The book employs a wide range of quantitative and qualitative methods to collect new data about the German, Austrian, and Italian constitutional courts over the last four decades. These three courts have a comparable history, theoretical background, and structure while differing in two key components: length of EU membership and legitimacy perception. Corkin employs multi-method research based on over fifty interviews with judges, politicians and civil servants; content analysis of abstract judicial review cases over three decades; and a database of over 300 variables relating to the courts and their surroundings. Her data reveals that in abstract judicial review, and in the wider political arena, political culture has become more confrontational due to attitude changes in politicians and judges. These attitude changes can be directly linked to the EU and have wide-ranging implications for legitimacy, democracy and political methodology.
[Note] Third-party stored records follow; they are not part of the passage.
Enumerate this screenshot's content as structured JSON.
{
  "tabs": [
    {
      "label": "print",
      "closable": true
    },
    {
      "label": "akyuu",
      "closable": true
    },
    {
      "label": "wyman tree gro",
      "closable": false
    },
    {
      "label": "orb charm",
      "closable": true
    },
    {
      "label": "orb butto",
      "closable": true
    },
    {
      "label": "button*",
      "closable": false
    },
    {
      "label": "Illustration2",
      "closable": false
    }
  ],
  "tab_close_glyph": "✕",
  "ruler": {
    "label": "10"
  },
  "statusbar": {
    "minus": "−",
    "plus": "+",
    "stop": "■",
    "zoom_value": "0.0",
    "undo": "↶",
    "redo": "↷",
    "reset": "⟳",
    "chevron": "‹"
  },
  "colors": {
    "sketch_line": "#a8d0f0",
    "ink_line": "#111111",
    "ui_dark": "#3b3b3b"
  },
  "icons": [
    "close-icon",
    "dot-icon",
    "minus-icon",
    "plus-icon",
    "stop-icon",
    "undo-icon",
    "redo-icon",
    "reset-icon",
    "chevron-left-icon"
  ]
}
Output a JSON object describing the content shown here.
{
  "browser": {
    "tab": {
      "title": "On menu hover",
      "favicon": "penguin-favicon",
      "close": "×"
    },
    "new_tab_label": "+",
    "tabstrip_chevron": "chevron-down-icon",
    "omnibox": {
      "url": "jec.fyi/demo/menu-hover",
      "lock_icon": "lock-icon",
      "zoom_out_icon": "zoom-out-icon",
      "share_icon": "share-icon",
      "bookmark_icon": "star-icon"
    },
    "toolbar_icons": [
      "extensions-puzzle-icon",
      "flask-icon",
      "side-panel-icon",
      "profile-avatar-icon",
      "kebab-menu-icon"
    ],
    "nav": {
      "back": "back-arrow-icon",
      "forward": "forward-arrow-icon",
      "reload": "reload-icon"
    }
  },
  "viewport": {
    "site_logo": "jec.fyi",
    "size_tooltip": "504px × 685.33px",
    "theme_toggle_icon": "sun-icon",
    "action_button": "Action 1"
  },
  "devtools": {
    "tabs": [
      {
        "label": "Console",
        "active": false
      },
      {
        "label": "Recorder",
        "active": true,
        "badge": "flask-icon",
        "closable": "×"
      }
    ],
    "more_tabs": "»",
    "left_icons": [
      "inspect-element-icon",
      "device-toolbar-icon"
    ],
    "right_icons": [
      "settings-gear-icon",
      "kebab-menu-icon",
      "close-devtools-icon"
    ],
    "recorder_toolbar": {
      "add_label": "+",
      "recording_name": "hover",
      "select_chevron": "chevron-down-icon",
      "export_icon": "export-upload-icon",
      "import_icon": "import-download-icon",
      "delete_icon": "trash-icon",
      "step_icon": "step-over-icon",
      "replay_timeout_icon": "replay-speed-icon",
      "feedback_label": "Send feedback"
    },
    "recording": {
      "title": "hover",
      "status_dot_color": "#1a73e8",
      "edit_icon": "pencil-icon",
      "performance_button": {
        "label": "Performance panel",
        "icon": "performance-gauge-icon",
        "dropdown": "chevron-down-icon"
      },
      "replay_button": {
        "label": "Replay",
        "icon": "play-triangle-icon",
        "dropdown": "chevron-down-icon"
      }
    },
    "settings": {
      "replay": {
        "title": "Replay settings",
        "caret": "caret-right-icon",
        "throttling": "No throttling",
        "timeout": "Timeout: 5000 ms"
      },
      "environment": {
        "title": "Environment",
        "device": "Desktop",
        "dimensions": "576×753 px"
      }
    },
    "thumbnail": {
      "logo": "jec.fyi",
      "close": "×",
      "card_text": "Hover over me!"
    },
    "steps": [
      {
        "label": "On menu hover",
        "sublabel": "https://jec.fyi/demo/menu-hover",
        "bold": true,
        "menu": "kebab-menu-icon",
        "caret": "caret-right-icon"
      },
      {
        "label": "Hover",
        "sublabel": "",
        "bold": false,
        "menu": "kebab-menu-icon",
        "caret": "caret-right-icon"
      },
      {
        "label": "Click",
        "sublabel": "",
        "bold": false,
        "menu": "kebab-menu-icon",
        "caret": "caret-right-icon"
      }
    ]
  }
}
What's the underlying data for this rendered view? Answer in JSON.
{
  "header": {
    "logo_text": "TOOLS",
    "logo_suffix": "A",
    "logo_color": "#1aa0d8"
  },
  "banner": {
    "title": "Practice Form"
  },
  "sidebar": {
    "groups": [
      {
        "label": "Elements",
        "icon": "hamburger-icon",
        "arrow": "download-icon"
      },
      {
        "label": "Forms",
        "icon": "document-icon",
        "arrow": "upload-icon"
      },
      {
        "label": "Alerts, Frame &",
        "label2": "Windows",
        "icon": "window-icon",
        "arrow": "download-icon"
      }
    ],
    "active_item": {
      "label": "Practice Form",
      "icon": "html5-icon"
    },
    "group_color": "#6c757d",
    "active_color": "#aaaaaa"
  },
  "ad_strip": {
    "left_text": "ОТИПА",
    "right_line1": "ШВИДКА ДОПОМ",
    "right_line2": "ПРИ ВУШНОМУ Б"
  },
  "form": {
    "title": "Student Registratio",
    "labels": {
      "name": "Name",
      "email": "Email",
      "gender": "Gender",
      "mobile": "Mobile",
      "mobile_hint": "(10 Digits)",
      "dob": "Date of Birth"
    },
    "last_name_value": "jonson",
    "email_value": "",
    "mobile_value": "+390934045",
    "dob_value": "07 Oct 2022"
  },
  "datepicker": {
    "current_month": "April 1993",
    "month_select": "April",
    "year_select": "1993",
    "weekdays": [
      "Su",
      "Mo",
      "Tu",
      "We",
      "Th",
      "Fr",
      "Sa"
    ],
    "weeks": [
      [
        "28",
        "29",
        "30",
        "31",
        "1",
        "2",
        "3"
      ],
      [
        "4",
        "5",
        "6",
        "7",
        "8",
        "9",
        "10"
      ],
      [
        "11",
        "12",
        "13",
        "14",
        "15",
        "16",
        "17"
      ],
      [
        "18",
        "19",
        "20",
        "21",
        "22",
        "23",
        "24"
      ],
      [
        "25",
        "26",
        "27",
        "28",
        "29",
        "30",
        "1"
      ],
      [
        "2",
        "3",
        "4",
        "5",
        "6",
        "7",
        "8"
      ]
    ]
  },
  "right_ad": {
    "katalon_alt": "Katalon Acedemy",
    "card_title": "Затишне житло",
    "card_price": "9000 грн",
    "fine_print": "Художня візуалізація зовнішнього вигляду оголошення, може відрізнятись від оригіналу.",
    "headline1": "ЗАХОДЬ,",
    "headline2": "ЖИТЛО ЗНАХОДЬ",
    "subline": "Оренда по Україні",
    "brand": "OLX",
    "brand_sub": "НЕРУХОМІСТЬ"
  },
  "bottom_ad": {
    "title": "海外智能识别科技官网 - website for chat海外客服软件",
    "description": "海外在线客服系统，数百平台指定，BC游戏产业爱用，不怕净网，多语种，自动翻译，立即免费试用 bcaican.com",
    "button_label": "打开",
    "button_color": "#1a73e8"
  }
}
Presenting a bridge between the revitalized realist and legalist debate, Europeanization of Judicial Review will contribute to socio-legal theory, literature on comparative courts, and both new institutionalism and Europeanization theory.